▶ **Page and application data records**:
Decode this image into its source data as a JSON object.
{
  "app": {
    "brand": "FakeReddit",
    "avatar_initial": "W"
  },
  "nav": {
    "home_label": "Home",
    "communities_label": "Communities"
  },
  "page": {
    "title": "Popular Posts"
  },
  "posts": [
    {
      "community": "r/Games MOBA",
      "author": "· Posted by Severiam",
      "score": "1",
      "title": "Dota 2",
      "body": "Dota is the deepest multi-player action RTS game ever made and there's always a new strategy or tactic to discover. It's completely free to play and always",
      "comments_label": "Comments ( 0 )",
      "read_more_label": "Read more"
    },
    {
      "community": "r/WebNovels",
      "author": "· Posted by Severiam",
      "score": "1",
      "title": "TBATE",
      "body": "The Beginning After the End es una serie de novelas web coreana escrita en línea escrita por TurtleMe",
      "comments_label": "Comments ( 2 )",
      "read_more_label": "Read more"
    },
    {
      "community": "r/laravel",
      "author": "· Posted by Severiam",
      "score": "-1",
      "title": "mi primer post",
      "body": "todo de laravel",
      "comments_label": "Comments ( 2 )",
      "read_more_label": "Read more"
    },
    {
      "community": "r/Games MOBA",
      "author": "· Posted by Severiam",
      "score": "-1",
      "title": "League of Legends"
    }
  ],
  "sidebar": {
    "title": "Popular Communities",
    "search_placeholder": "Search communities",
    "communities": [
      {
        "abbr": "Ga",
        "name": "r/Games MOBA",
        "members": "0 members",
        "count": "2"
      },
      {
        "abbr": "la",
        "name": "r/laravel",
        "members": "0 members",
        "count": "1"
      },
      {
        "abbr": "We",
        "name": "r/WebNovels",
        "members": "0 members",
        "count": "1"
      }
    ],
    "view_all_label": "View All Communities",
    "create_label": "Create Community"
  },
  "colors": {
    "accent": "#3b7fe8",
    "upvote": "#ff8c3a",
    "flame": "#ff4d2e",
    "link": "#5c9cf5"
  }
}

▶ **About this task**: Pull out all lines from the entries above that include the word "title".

▶ **Answer to the problem**:
    "title": "Popular Posts"
      "title": "Dota 2",
      "title": "TBATE",
      "title": "mi primer post",
      "title": "League of Legends"
    "title": "Popular Communities",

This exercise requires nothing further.